Dead and Rotting is one of those movies you’d stick on when you just want to have something on in the background. However, as it plays you might find yourself drawn in more then you expect. It’s no stone cold classic but it is better than you’d expect. Provided you can overlook the cheapness of it.
The story sees three men anger a local witch, so much so that she transforms herself into a beautiful woman. The plan? To seduce them, kill them and make them her slaves. Easy to do when her younger self is Debbie Rochon. A genre favourite, she is as awesome as always but credit also has to go to the witch-hag, Barbra Katz-Norrod who does well.
The trio of men who suffer the wrath of the witch are all competent even if their characters are a little too gross to get behind. The movie has a lot of sex in it but it’s hardly erotic when they’re taking turns to sleep with the delectable looking witch.
The small-town locale and well-paced script keeps Dead and Rotting ticking along nicely. It reminds me of Pumpkinhead because of the sleepy town story and the wrath of a witch. Unfortunately, it just doesn’t look as good.
That is always going to the biggest takeaway from the movie, just how it looks like it was filmed on a damaged 90’s camcorder. It’s a shame because with a little more budget this could have been really good. It still manages to hold together though with some decent music and a set of creepy looking ghouls. The poem they recite is particularly effective.

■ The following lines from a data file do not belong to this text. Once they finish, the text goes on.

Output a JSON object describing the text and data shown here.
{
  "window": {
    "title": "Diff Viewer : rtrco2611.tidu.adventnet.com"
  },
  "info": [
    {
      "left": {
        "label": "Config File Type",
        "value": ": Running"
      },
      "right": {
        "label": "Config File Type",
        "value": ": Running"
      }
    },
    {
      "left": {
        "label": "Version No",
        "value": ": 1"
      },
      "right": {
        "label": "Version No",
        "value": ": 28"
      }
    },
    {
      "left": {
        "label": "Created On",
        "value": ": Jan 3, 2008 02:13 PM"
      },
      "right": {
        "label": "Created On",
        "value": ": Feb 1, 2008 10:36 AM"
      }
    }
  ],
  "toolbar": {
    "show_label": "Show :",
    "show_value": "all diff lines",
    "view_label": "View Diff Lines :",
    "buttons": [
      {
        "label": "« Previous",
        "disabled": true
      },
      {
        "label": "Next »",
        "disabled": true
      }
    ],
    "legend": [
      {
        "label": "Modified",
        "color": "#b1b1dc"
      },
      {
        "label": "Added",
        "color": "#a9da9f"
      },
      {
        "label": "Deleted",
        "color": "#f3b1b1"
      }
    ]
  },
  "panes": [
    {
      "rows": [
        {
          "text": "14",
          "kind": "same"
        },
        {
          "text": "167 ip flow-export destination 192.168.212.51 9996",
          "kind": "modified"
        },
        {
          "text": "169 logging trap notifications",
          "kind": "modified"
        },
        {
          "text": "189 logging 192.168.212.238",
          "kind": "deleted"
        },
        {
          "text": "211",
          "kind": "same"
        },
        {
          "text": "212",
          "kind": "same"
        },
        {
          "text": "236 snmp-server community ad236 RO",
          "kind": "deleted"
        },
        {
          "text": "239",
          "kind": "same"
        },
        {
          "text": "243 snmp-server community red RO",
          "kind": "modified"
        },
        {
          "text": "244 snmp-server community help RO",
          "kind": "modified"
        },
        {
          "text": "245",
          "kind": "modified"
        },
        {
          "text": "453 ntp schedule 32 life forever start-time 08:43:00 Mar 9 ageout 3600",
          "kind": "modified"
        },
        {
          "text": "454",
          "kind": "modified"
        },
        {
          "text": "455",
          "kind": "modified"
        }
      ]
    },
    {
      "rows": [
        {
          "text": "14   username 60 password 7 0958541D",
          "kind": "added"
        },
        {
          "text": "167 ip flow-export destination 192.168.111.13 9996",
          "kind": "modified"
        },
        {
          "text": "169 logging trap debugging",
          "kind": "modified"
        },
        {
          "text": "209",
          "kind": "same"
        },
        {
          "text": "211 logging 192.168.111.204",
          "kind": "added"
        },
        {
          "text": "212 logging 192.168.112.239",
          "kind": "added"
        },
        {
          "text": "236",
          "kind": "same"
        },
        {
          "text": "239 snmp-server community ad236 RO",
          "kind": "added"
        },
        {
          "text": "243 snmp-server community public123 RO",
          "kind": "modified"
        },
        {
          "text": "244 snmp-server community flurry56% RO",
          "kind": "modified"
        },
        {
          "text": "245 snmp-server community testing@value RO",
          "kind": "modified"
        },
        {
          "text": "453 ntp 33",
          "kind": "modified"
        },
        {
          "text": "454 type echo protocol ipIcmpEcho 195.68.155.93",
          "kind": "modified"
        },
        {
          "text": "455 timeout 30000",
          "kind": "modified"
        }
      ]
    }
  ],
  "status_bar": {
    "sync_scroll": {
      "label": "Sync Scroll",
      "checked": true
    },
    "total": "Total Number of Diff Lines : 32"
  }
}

If you’re looking for an entertaining low budget indie horror with plenty of Debbie Rochon then Dead and Rotting will provide.
Dead and Rotting
The Final Score - 5/10